Start of Block
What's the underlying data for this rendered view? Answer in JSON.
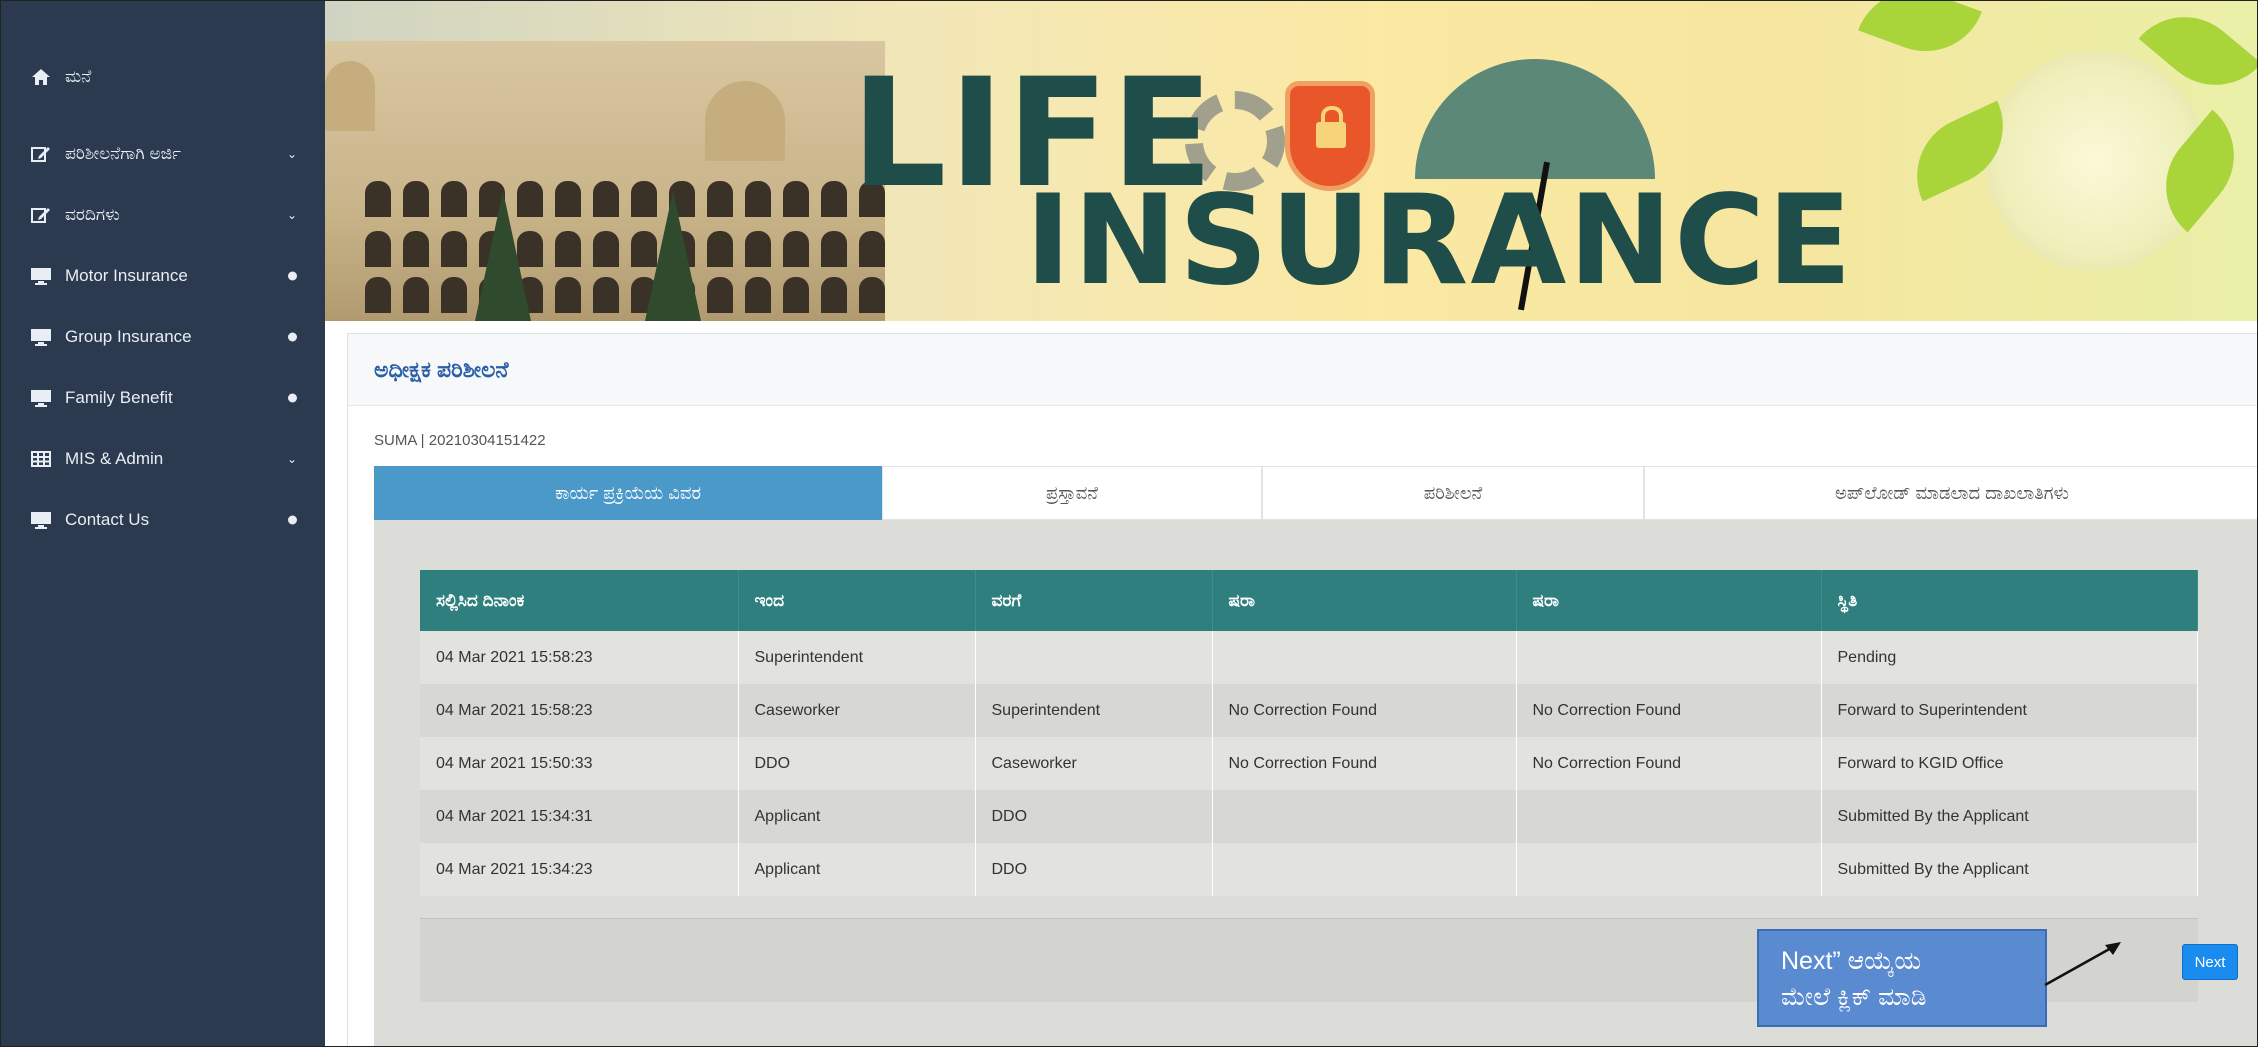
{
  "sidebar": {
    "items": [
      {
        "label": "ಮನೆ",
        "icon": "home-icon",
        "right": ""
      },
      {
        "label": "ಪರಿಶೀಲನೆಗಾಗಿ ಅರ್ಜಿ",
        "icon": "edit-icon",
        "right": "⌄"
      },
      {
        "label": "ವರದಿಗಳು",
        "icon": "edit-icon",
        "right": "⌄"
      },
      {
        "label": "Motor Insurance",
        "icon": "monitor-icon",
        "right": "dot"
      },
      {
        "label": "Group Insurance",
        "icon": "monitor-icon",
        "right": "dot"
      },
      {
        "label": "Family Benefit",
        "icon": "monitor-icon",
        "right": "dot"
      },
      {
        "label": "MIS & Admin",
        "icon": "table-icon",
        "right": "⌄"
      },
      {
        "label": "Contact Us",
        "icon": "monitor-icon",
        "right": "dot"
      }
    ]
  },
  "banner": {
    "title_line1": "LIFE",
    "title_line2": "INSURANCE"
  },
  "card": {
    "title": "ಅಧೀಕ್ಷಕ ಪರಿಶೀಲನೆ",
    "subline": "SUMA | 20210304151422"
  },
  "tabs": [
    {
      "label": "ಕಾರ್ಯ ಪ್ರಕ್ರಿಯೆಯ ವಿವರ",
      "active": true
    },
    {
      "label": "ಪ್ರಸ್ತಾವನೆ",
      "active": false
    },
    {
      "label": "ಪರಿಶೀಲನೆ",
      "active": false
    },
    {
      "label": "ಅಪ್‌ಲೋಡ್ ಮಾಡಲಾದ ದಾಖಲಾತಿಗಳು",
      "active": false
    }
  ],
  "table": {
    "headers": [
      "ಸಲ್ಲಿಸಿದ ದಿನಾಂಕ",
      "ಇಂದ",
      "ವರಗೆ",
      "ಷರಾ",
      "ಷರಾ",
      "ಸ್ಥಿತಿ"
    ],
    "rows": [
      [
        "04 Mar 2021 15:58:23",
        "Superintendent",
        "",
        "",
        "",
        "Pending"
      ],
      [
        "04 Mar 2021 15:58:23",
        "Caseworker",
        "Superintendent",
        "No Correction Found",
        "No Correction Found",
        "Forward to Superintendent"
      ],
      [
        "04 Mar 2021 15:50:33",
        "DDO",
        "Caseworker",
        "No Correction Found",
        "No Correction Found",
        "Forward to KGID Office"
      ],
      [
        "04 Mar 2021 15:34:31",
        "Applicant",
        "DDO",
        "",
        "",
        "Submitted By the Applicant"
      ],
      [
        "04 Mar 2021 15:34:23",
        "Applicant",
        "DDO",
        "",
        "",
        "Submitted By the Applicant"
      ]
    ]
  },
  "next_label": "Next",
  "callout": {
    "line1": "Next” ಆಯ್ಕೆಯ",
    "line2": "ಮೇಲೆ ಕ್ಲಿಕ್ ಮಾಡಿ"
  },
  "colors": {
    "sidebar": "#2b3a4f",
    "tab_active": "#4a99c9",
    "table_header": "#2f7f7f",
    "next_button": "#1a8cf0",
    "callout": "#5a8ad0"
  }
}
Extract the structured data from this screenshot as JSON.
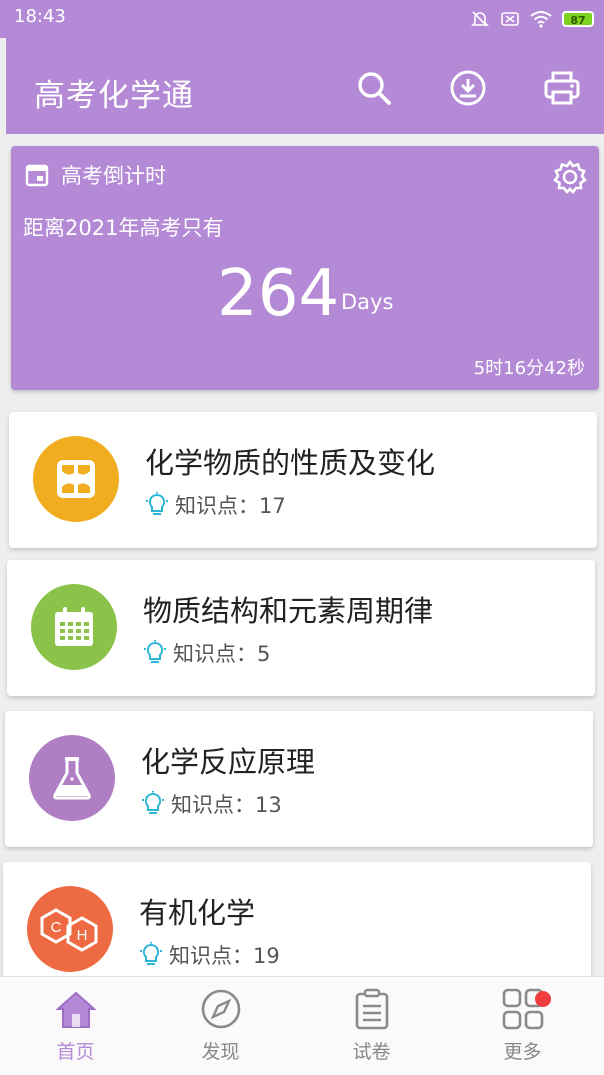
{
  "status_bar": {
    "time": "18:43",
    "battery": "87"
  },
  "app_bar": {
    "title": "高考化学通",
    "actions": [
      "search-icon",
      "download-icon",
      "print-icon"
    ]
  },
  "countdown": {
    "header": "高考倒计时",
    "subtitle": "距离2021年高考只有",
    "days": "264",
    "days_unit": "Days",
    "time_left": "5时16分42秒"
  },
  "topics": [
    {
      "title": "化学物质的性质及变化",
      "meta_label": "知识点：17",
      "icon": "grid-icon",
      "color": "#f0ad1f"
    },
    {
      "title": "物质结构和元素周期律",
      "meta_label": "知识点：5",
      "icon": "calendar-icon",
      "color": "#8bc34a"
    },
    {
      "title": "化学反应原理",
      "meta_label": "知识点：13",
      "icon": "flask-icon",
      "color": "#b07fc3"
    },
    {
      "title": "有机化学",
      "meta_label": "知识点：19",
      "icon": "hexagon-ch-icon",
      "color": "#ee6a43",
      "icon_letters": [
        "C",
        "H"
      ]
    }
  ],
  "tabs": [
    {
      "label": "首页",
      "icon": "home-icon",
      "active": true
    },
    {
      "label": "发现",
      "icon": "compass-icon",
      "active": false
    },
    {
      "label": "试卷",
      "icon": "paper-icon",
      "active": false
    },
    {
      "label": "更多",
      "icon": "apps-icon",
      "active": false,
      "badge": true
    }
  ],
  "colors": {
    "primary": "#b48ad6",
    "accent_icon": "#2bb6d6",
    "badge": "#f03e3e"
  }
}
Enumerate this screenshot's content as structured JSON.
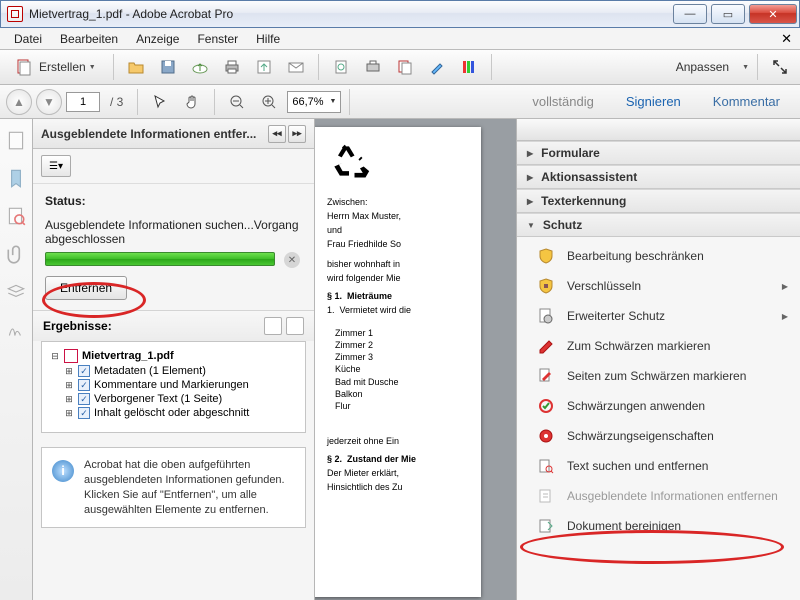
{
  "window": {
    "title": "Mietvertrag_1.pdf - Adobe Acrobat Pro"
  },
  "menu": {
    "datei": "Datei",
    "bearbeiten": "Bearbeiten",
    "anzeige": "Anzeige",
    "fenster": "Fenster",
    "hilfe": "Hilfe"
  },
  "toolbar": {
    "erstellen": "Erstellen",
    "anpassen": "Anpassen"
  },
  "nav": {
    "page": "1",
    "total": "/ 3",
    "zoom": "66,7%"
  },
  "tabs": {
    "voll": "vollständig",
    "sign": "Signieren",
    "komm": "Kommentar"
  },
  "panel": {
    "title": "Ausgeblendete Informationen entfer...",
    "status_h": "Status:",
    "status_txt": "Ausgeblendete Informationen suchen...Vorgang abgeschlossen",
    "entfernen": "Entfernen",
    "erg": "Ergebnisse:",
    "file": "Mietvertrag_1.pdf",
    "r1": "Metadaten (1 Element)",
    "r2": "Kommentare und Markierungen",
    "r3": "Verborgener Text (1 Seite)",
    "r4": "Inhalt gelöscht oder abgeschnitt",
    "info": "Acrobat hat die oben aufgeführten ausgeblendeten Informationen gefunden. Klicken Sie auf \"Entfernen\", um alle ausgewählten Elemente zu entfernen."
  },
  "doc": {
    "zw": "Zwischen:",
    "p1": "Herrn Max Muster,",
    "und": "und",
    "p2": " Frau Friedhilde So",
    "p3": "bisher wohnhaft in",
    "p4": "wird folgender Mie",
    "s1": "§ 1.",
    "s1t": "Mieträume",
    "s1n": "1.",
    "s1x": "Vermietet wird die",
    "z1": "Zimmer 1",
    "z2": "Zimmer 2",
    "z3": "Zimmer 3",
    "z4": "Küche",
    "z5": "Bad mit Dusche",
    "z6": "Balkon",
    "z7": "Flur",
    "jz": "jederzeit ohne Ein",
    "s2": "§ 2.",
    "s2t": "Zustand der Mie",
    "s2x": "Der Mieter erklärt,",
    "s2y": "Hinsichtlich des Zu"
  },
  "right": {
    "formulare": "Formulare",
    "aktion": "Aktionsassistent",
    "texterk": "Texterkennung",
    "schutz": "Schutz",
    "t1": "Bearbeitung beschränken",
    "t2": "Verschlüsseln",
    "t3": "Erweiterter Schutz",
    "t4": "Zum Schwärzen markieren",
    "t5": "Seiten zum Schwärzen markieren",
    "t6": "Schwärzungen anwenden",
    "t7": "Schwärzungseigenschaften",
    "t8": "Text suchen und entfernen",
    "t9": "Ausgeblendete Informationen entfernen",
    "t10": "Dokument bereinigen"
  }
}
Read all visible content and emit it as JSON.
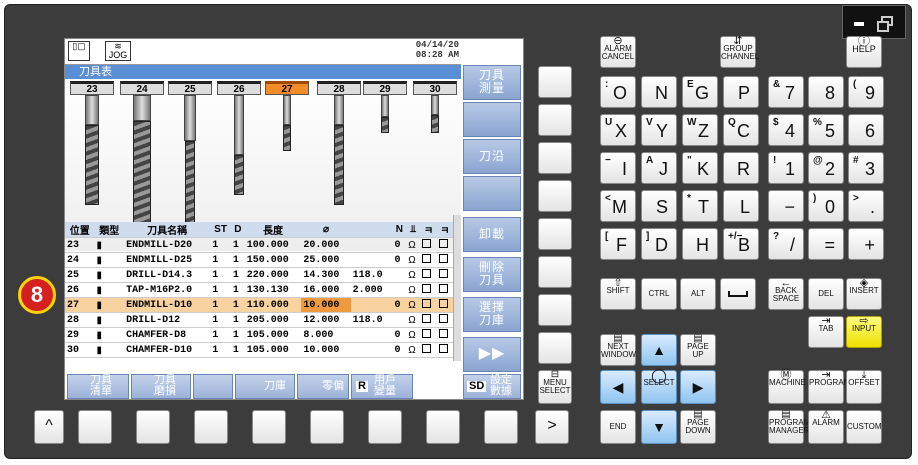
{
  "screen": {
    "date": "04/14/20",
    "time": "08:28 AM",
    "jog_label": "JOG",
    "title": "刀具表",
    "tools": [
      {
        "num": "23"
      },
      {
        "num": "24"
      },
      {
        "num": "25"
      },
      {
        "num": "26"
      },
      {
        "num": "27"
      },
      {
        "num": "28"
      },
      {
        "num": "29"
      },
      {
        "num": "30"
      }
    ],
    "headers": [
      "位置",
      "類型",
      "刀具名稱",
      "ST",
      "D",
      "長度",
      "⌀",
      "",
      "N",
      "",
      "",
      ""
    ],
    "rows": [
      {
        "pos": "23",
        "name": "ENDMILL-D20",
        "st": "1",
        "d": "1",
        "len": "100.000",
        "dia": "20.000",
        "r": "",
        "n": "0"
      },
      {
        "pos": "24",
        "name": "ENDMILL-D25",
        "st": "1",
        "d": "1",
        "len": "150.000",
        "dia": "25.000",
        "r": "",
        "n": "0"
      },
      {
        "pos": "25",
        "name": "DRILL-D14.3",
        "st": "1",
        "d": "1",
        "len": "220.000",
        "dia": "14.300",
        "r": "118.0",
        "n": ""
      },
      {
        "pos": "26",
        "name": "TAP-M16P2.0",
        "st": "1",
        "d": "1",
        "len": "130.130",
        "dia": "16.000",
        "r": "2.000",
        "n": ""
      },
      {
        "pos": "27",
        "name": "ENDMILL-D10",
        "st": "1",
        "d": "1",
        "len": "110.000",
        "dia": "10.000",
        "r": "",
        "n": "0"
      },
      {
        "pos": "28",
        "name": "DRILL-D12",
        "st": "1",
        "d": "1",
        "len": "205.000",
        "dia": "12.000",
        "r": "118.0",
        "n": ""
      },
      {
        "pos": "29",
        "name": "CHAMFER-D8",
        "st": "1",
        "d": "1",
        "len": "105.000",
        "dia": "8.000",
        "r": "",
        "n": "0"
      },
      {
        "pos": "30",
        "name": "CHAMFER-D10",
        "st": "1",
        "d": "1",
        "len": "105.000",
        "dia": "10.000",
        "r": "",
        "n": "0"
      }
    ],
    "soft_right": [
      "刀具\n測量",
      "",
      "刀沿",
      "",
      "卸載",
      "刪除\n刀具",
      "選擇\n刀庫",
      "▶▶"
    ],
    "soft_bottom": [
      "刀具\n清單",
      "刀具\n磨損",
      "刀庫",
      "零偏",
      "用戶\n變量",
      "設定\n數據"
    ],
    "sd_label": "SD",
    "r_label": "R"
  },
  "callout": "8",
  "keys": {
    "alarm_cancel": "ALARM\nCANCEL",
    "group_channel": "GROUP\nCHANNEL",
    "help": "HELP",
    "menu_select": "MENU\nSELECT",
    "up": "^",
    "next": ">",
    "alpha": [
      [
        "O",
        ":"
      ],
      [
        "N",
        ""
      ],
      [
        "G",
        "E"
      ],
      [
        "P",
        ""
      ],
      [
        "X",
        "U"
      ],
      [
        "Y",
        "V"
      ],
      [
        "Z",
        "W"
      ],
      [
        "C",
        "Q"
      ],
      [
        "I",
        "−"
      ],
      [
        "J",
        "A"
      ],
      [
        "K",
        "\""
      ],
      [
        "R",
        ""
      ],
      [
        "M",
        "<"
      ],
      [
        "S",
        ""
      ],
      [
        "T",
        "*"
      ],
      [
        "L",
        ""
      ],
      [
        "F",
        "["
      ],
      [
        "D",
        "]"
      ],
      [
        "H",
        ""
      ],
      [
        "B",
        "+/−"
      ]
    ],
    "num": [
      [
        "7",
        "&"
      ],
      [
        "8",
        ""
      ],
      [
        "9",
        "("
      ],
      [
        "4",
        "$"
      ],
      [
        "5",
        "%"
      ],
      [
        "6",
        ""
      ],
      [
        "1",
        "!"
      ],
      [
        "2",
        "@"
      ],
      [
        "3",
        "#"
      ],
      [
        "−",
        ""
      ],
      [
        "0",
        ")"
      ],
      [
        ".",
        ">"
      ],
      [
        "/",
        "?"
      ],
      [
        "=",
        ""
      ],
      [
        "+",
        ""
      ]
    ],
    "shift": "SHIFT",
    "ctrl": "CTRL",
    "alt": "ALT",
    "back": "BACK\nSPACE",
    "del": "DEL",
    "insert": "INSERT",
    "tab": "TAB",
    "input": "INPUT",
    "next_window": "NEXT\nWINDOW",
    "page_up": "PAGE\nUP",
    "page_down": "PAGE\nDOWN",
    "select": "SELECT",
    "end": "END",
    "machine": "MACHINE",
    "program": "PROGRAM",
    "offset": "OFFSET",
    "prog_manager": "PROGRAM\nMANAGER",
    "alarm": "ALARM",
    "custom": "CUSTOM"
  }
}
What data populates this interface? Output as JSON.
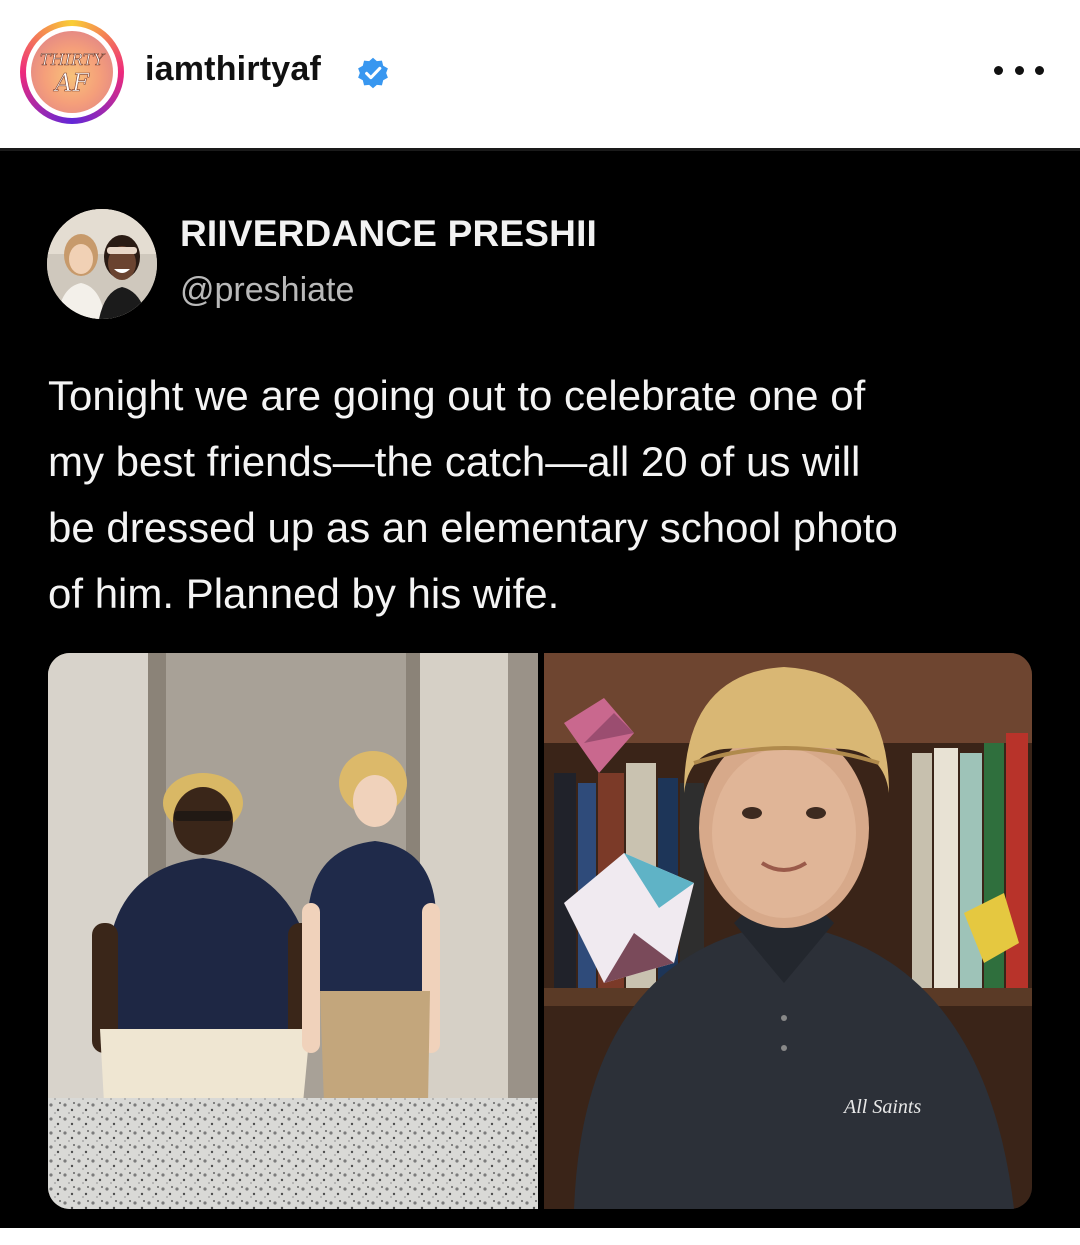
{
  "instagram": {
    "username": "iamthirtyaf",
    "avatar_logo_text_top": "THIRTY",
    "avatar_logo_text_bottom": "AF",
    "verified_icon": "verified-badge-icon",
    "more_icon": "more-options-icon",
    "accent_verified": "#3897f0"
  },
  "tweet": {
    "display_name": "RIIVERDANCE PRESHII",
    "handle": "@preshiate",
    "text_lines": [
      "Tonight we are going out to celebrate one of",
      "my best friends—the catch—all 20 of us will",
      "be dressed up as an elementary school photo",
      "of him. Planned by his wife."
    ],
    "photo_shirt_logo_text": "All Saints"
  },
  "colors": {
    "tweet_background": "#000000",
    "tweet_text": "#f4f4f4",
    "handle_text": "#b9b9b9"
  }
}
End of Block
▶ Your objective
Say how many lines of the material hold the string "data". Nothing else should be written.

▶ Answer to the problem
3